Temperament has become a key theme this presidential season. Who has the right kind of temperament to be president of the United States? This question has been thrown around so often, including by the candidates themselves, that it is worth examining in some detail.
The Oxford English Dictionary defines temperament as:
… a person’s or animal’s nature, especially as it permanently affects their behaviour.
While it tells us little about what qualities would make a good president, it does contain an interesting idea: that particular aspects of one’s personality permanently affect their behaviour. Thus one’s temperament is likely a fixed quality, one that is unlikely to change.
As Ezra Klein has argued, the past week has provided ample proof, if more were needed, that Donald Trump is temperamentally unfit for the presidency.
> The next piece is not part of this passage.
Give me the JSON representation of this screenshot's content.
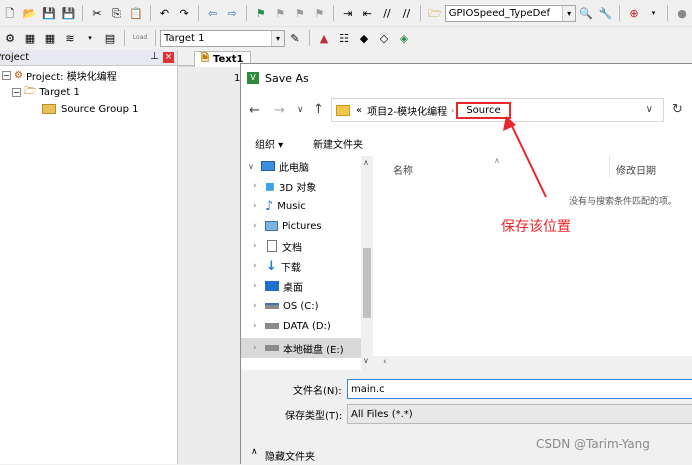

The trait that makes him so dangerously unfit is his emotional volatility.
That Trump is easily baited has been on display since he began running for president. That America’s enemies would construct detailed psychological profiles of him and launch sophisticated plans to take advantage of his weaknesses is obvious.
Klein has identified something that has been troubling me for some time. Trump has expended far more time and energy on responding to perceived sleights and insults than he has on policy and campaigning.
Likewise his inability to respond once, then move onto more important political and campaign business has been demonstrated time and again. His pattern is to obsessively engage in the drama for days, constantly fuelling the latest controversy and thus keeping it in the media spotlight long after it would have naturally disappeared.
What is significant about this is that the result often draws unwanted attention to the pettiness of Trump and his bizarre sense of victimisation.
The Alicia Machado tweetstorm is just the latest in a long list of sexist, racist, incoherent tirades against the media, political opponents, Hispanics, African-Americans, Muslims, refugees, women, and other countries.
Trump’s attention has not only been easily sidetracked but he has demonstrated a remarkably consistent preference for engaging in narratives of personal grievance and vengeance than he has ever shown for the major policy issues that Americans will have to grapple with in the coming decades. This is deeply troubling.
The second point Klein identifies that deserves much greater attention is the serious lack of control any of Trump’s advisers seem to be able to exercise over the campaign. It seems the candidate rarely takes his closest advisers’ advice, either in terms of his personal behaviour or in the development of detailed and coherent policy and strategy.
On the campaign trail, ignoring the experts you’ve assembled to advise you might result in poor opinion polls and frequent defections and changes of personnel. Yet for a US president, the consequences of ignoring expert policy advice would be infinitely more dangerous for America and its allies.
The politics of trust
In contrast, then, what do we know about Hilary Clinton’s temperament? And is it more “presidential” than Trump’s?
None of the many criticisms levelled at Clinton really fit the definition of temperament. Her past policy decisions – some of which have had disastrous consequences (the 1994 crime bill, to name one) – all suggest a certain ideological disposition, rather than some inherent aspect of her personality.
Her trustworthiness is perhaps more an indication of temperament than particular political persuasions. The charge that Clinton cannot be trusted seems to be the most serious weapon in the anti-Clinton arsenal. The email saga and questions about the Clinton Foundation are frequently cited as evidence of her tendency to hide important information from the public.
Yet when compared to Trump and his decidedly loose relationship with reality, this quality is hardly unique to Clinton, or indeed any politician. I can’t think of a prominent political figure that hasn’t at some point had secrets exposed.
What Clinton has demonstrated consistently during her time as a senator and as Secretary of State was the ability to work co-operatively and productively with policy experts on both sides of the ideological spectrum. Her public record stands as proof that she is eminently qualified, regardless of whether one agrees with her policies or not.
This seems to be the point that has been lost in the arguments about temperament. It has nothing to do with whether you like the candidates’ actual policies or agree with them ideologically. Rather, it is the ability to handle one of the most complex political offices in the world and lead with professionalism and diligence.
What Trump’s disdain for expertise betrays, and Clinton’s respect for it illustrates, is the key quality the US president needs: thoughtfulness.
It encompasses the desire to learn as much as one can about an issue, to analyse and reflect on the evidence available, to hear different perspectives, and to weigh and assess potentially conflicting advice.
Finally, they need to then have the capacity to exercise their judgement in order to make difficult decisions that are in service to the good of the nation. Clinton has often displayed precisely this quality. To my knowledge Trump never has.